*** Opening THE INPUT ***
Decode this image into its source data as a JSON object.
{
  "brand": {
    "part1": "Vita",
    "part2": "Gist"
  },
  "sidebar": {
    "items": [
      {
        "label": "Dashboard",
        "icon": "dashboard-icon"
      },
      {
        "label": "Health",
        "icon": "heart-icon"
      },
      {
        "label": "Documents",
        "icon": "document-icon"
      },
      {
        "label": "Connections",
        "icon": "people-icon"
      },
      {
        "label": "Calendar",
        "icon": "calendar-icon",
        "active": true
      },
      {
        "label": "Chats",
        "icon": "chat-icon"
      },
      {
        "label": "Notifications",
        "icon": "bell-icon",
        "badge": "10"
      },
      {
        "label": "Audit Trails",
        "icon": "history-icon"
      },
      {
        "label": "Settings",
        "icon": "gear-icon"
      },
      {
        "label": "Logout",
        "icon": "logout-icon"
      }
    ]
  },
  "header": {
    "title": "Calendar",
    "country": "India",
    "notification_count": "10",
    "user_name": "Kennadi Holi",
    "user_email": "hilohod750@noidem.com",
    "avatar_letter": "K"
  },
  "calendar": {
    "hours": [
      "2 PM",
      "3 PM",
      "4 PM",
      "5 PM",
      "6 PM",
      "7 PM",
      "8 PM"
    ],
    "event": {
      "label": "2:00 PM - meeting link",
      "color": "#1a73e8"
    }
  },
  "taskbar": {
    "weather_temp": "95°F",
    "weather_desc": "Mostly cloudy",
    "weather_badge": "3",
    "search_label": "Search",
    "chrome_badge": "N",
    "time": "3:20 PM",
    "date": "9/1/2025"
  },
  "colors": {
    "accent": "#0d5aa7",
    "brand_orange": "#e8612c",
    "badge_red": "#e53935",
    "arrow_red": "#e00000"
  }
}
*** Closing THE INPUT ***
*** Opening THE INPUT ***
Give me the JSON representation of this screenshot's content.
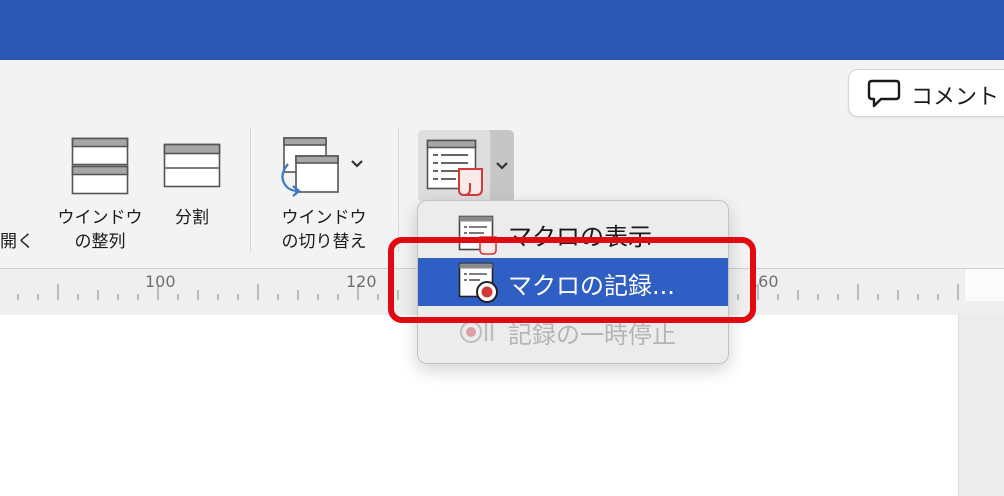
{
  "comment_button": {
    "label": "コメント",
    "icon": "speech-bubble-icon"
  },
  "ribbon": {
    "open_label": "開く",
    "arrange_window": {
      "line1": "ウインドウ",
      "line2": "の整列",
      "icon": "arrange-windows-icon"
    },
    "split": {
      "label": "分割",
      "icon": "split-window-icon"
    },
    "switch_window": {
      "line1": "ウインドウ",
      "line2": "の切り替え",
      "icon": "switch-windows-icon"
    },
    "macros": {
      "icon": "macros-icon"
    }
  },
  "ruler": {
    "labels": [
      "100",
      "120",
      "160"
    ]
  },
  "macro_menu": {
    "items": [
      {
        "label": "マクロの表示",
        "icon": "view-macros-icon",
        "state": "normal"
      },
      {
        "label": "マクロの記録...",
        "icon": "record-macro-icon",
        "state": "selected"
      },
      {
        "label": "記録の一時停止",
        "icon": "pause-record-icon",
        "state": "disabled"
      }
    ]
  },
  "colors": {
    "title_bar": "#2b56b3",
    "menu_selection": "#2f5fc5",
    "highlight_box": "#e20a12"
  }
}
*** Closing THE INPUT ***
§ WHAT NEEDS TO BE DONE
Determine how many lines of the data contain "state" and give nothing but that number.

§ TASK RESULT
3